“Actually, it’s Waititu. If he can move rivers, si he can move the damn tree to some posh estate in Nairobi?”
“Don’t tell me you take that man seriously.”
“Surprisingly, I do. Besides, aren’t we also on Riparian land?”
“Go to sleep, Nekesa, of late you’ve been sounding like you have nothing between your ears.”
“And that ‘powerful’ man Waititi—“
“Waititu. He couldn’t save his wife when she was arrested. He had to beg another man, Sonko, to release her for him.”
“I assumed you were about to make a point with this your Waititu’s wife arrest story.”
“Oh, I was.”
“The point, goddammit!”
Point is; those avocadoes could have a different life in this city. They are unlucky to be in the wrong place at the right time. I have a friend who can’t stop talking about avocados and I wish she knew just how much I don’t care for avocados. Or bananas. But mostly avocados. But that doesn’t mean Avocados won’t continue slaying. They will continue to slay whether I like it or not and my gut tells me if Waititu did his magic and moved that tree to Nairobi, the grabbing struggle that will ensue from Nairobians would lead to a police case because someone would be trampled on to death, and, in my village, you will know how serious something is when it leads to a police case. I mean, death is regrettable, but it is not the death that is feared, it is the police case.
When someone in my village tells you “THIS IS NOW A POLICE CASE!” My brother, run.
Speaking of which, there was this woman down there who was notorious for declaring every situation a POLICE CASE! She was feared because she knew all the police officers in the village by name and all she did was cause trouble and wait for a reaction from you before declaring it A Police Case. The next thing you know uniformed men will descend in your compound asking if you are Wambilianga Wafula.
She would step on your toe and say, “Sorry, your toe is too small I didn’t see it.”
“But you saw me?”
“I am asking you.”

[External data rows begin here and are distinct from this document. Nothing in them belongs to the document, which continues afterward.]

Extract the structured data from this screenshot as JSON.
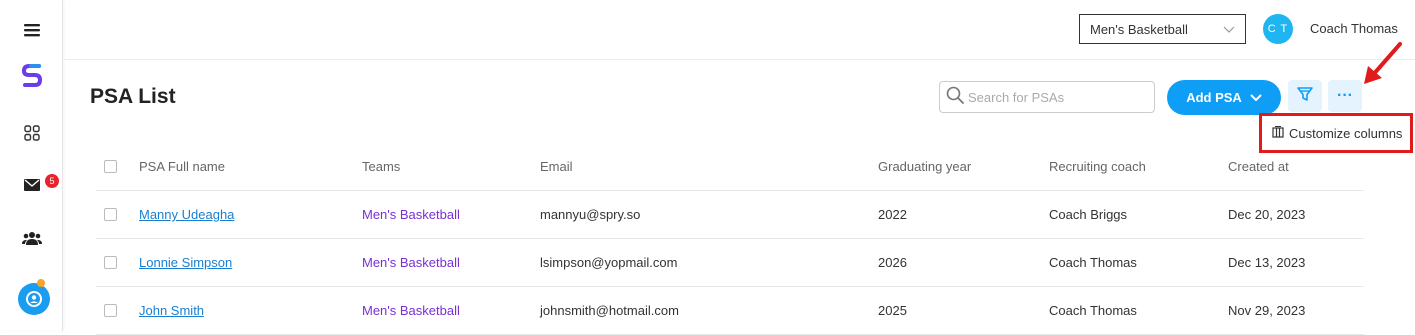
{
  "sidebar": {
    "notification_count": "5"
  },
  "header": {
    "team_selector": "Men's Basketball",
    "user_initials": "C T",
    "user_name": "Coach Thomas"
  },
  "page": {
    "title": "PSA List",
    "search_placeholder": "Search for PSAs",
    "add_button": "Add PSA",
    "more_label": "···",
    "menu_item": "Customize columns"
  },
  "table": {
    "columns": [
      "PSA Full name",
      "Teams",
      "Email",
      "Graduating year",
      "Recruiting coach",
      "Created at"
    ],
    "rows": [
      {
        "name": "Manny Udeagha",
        "team": "Men's Basketball",
        "email": "mannyu@spry.so",
        "year": "2022",
        "coach": "Coach Briggs",
        "created": "Dec 20, 2023"
      },
      {
        "name": "Lonnie Simpson",
        "team": "Men's Basketball",
        "email": "lsimpson@yopmail.com",
        "year": "2026",
        "coach": "Coach Thomas",
        "created": "Dec 13, 2023"
      },
      {
        "name": "John Smith",
        "team": "Men's Basketball",
        "email": "johnsmith@hotmail.com",
        "year": "2025",
        "coach": "Coach Thomas",
        "created": "Nov 29, 2023"
      }
    ]
  },
  "colors": {
    "accent": "#0e9ef5",
    "team_text": "#7b2fd6",
    "highlight": "#e01b1b"
  }
}
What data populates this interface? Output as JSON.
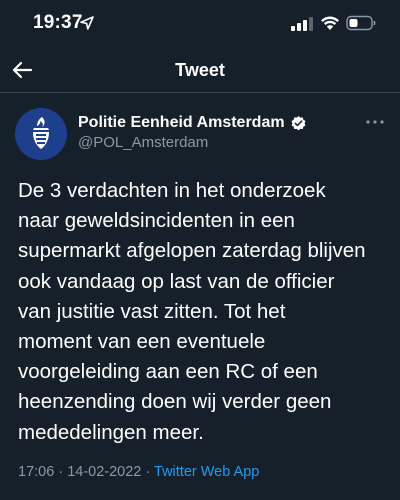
{
  "status_bar": {
    "time": "19:37"
  },
  "nav": {
    "title": "Tweet"
  },
  "tweet": {
    "author": {
      "display_name": "Politie Eenheid Amsterdam",
      "handle": "@POL_Amsterdam",
      "verified": true
    },
    "text_lines": [
      "De 3 verdachten in het onderzoek",
      "naar geweldsincidenten in een",
      "supermarkt afgelopen zaterdag blijven",
      "ook vandaag op last van de officier",
      "van justitie vast zitten. Tot het",
      "moment van een eventuele",
      "voorgeleiding aan een RC of een",
      "heenzending doen wij verder geen",
      "mededelingen meer."
    ],
    "time": "17:06",
    "separator": "·",
    "date": "14-02-2022",
    "source": "Twitter Web App"
  },
  "icons": {
    "back": "arrow-left-icon",
    "more": "ellipsis-icon",
    "verified": "verified-badge-icon",
    "location": "location-arrow-icon",
    "signal": "cellular-signal-icon",
    "wifi": "wifi-icon",
    "battery": "battery-icon"
  },
  "colors": {
    "background": "#15202b",
    "text_secondary": "#8b98a5",
    "link": "#1d9bf0",
    "divider": "#38444d",
    "avatar_bg": "#1d3f8c"
  }
}
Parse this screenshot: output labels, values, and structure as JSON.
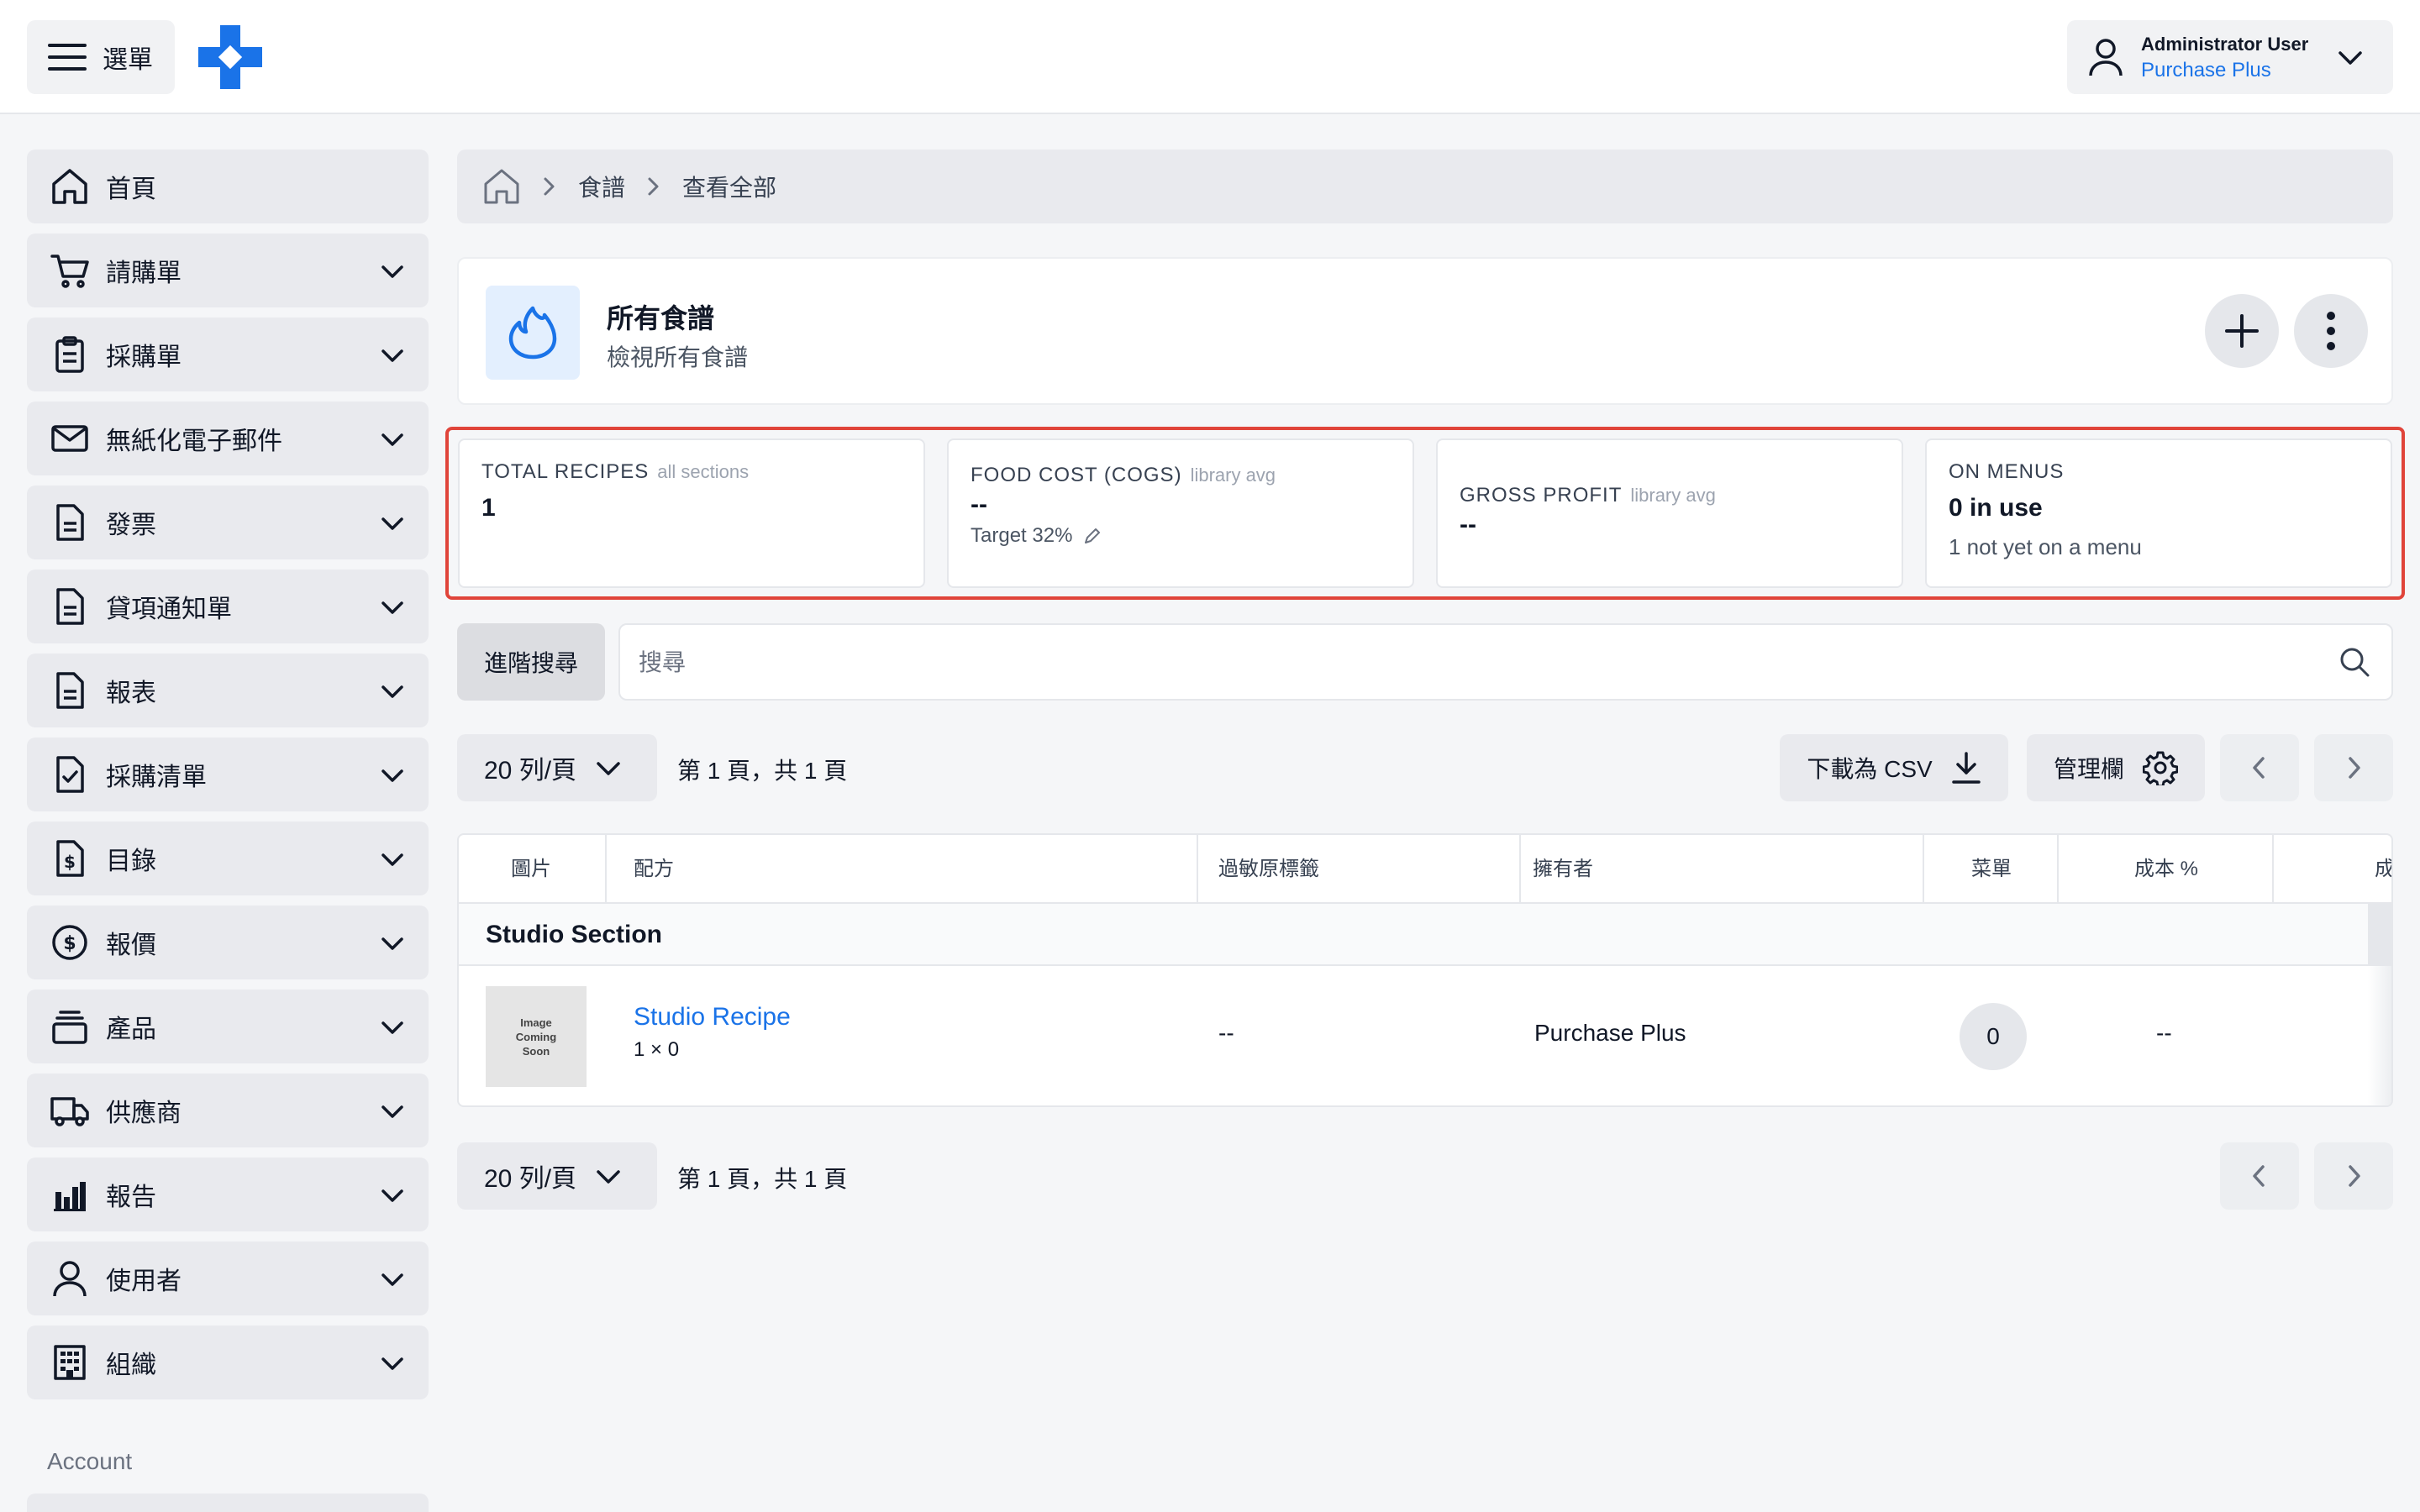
{
  "topbar": {
    "menu_label": "選單",
    "user_name": "Administrator User",
    "user_org": "Purchase Plus"
  },
  "sidebar": {
    "items": [
      {
        "label": "首頁",
        "icon": "home-icon"
      },
      {
        "label": "請購單",
        "icon": "cart-icon"
      },
      {
        "label": "採購單",
        "icon": "clipboard-icon"
      },
      {
        "label": "無紙化電子郵件",
        "icon": "mail-icon"
      },
      {
        "label": "發票",
        "icon": "document-icon"
      },
      {
        "label": "貸項通知單",
        "icon": "document-icon"
      },
      {
        "label": "報表",
        "icon": "document-icon"
      },
      {
        "label": "採購清單",
        "icon": "checklist-icon"
      },
      {
        "label": "目錄",
        "icon": "dollar-document-icon"
      },
      {
        "label": "報價",
        "icon": "dollar-circle-icon"
      },
      {
        "label": "產品",
        "icon": "stack-icon"
      },
      {
        "label": "供應商",
        "icon": "truck-icon"
      },
      {
        "label": "報告",
        "icon": "bar-chart-icon"
      },
      {
        "label": "使用者",
        "icon": "user-icon"
      },
      {
        "label": "組織",
        "icon": "building-icon"
      }
    ],
    "account_heading": "Account"
  },
  "breadcrumb": {
    "items": [
      "食譜",
      "查看全部"
    ]
  },
  "header": {
    "title": "所有食譜",
    "subtitle": "檢視所有食譜"
  },
  "stats": {
    "total_recipes": {
      "label": "TOTAL RECIPES",
      "qualifier": "all sections",
      "value": "1"
    },
    "food_cost": {
      "label": "FOOD COST (COGS)",
      "qualifier": "library avg",
      "value": "--",
      "target": "Target 32%"
    },
    "gross_profit": {
      "label": "GROSS PROFIT",
      "qualifier": "library avg",
      "value": "--"
    },
    "on_menus": {
      "label": "ON MENUS",
      "value": "0 in use",
      "note": "1 not yet on a menu"
    }
  },
  "search": {
    "advanced_label": "進階搜尋",
    "placeholder": "搜尋",
    "value": ""
  },
  "pagination": {
    "rows_per_page": "20 列/頁",
    "page_info": "第 1 頁，共 1 頁"
  },
  "toolbar": {
    "download_label": "下載為 CSV",
    "manage_columns_label": "管理欄"
  },
  "table": {
    "columns": [
      "圖片",
      "配方",
      "過敏原標籤",
      "擁有者",
      "菜單",
      "成本 %",
      "成"
    ],
    "section_title": "Studio Section",
    "rows": [
      {
        "image_text": [
          "Image",
          "Coming",
          "Soon"
        ],
        "recipe": "Studio Recipe",
        "yield": "1 × 0",
        "allergens": "--",
        "owner": "Purchase Plus",
        "menus": "0",
        "cost_pct": "--"
      }
    ]
  },
  "colors": {
    "accent": "#1a73e8",
    "highlight_outline": "#e0443a",
    "nav_background": "#e9eaee"
  }
}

“Look, be careful. I don’t like it when people step on my toe.”
“But I said sorry, what did you want me to do, kneel for you? Jesus! Your wife is always telling people how your nini is too small but I have never seen you harassing her the way you are harassing me!”
“My wife is always telling people what?”
“You heard me the first time. And the way your toe is small I have no doubt your wife is telling the truth.”
“Be careful, woman!”
“Or what, you’ll beat me? Go ahead then, beat me!” She would press her chest on yours and when you push her, she would fly all the way, wailing how you have killed her. “This is a POLICE CASE!” She’ll announce.
“I barely touched you!”
“Tell that to the police!”
Haha. The police will show up and you will cool your heels and tiny toe in jail till your family members part with something small. It was called, “Kutafuta gorogoro!” That is, when times are hard, people do anything and everything for compensation and you need to be smart when dealing with the kind. So when this particular woman stepped on your toe and said your nini is too tiny she couldn’t see it even with a thousand microscopes, you walked away polepole to avoid escalating this issue into a Police Case.
Phew, I am not sure what to write anymore, so I am out. Oh, also, buy my book, yawa. Send 1000 bob to 0702300676 and email your location to firstname.lastname@example.org so we can organize for delivery.